Fears of GMO and HFCS are over hyped IMO.
The author makes a lot assumptions and alters information. A number of these things are used by your local craft breweries (and homebrewers). This person obviously doesn't understand brewing and is just trying to create a controversy.
After fermentation is complete incluiding diacetyl rest he removes all of the yeast from the fermenter and chill it to 32F for about 48 hours to create chill haze. Then he stop chilling and return naturally the beer to fermentation temperature (68F) and inmediately returns to 32F for another 24 or 48 hours to precipitate all the proteins and haze the beer created.
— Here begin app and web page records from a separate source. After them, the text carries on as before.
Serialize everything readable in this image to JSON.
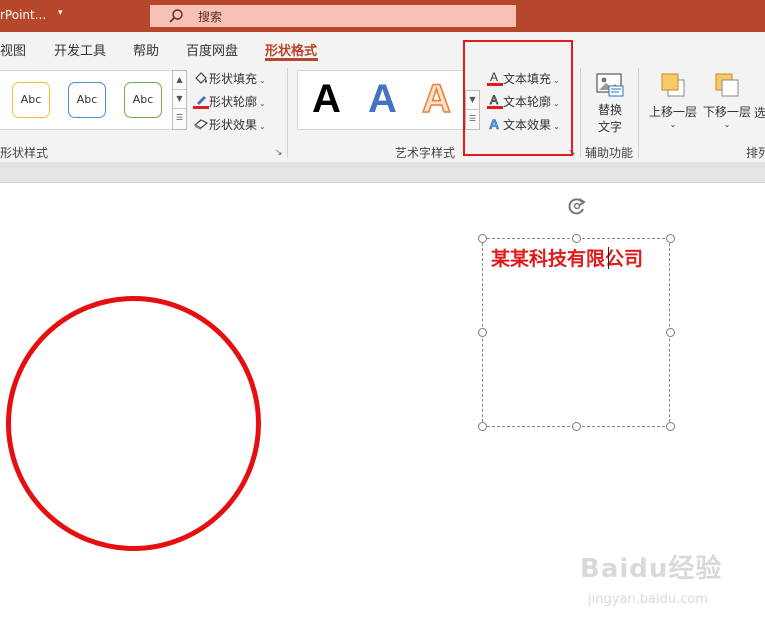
{
  "titlebar": {
    "app_title": "rPoint...",
    "caret": "▾",
    "search_placeholder": "搜索"
  },
  "tabs": [
    {
      "label": "视图"
    },
    {
      "label": "开发工具"
    },
    {
      "label": "帮助"
    },
    {
      "label": "百度网盘"
    },
    {
      "label": "形状格式",
      "active": true
    }
  ],
  "ribbon": {
    "shape_styles": {
      "thumb_labels": [
        "Abc",
        "Abc",
        "Abc"
      ],
      "fill_label": "形状填充",
      "outline_label": "形状轮廓",
      "effects_label": "形状效果",
      "group_label": "形状样式"
    },
    "wordart_styles": {
      "samples": [
        "A",
        "A",
        "A"
      ],
      "text_fill_label": "文本填充",
      "text_outline_label": "文本轮廓",
      "text_effects_label": "文本效果",
      "group_label": "艺术字样式"
    },
    "accessibility": {
      "alt_text_line1": "替换",
      "alt_text_line2": "文字",
      "group_label": "辅助功能"
    },
    "arrange": {
      "bring_forward_label": "上移一层",
      "send_backward_label": "下移一层",
      "select_label": "选",
      "group_label": "排列"
    }
  },
  "slide": {
    "textbox_text": "某某科技有限公司"
  },
  "watermark": {
    "main": "Baidu经验",
    "sub": "jingyan.baidu.com"
  },
  "colors": {
    "titlebar": "#b7472a",
    "accent": "#b7472a",
    "highlight": "#e01b1b",
    "circle_stroke": "#e60f0f",
    "text_red": "#e01b1b"
  }
}
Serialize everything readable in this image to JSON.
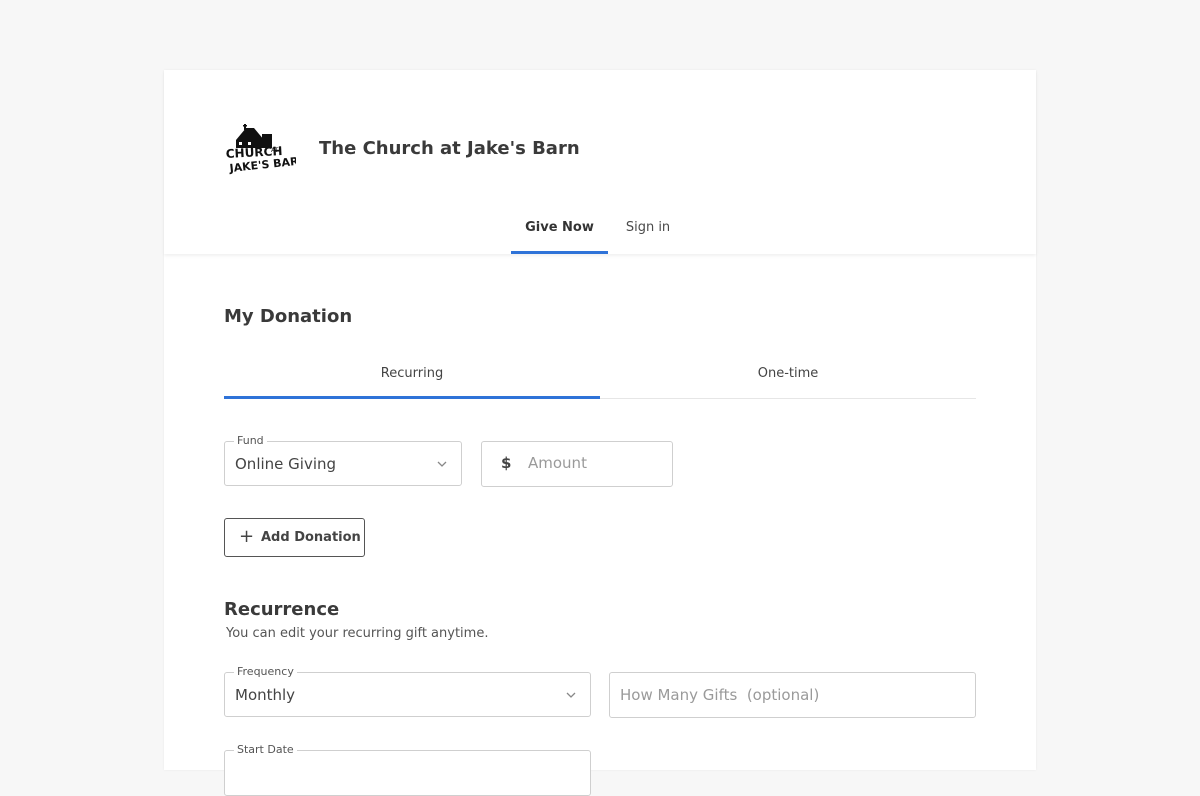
{
  "header": {
    "org_name": "The Church at Jake's Barn",
    "nav": [
      {
        "label": "Give Now",
        "active": true
      },
      {
        "label": "Sign in",
        "active": false
      }
    ],
    "accent_color": "#2f73d8"
  },
  "donation": {
    "title": "My Donation",
    "tabs": [
      {
        "label": "Recurring",
        "active": true
      },
      {
        "label": "One-time",
        "active": false
      }
    ],
    "fund": {
      "label": "Fund",
      "value": "Online Giving"
    },
    "amount": {
      "currency_symbol": "$",
      "placeholder": "Amount"
    },
    "add_button": {
      "label": "Add Donation"
    }
  },
  "recurrence": {
    "title": "Recurrence",
    "subtitle": "You can edit your recurring gift anytime.",
    "frequency": {
      "label": "Frequency",
      "value": "Monthly"
    },
    "gifts": {
      "placeholder": "How Many Gifts  (optional)"
    },
    "start_date_label": "Start Date"
  },
  "icons": {
    "chevron": "chevron-down-icon",
    "plus": "plus-icon",
    "logo": "church-barn-logo"
  }
}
I'll wait well into the boil to pop the top on a bottle of homebrew; and then it's usually only one with a sandwhich for lunch. I figure the hardest part is the mash, that requires the most attention from me and now that's in the past.
By the time I get to the boil it's lunch time on a Saturday and if the weather's nice it seems a shame not to partake of a previous brewing effort. I find that if I have more than just 1 or 2, then clean-up gets put off until the next day and I hate cleaning up hops and junk that have dried on the sides of the kettle.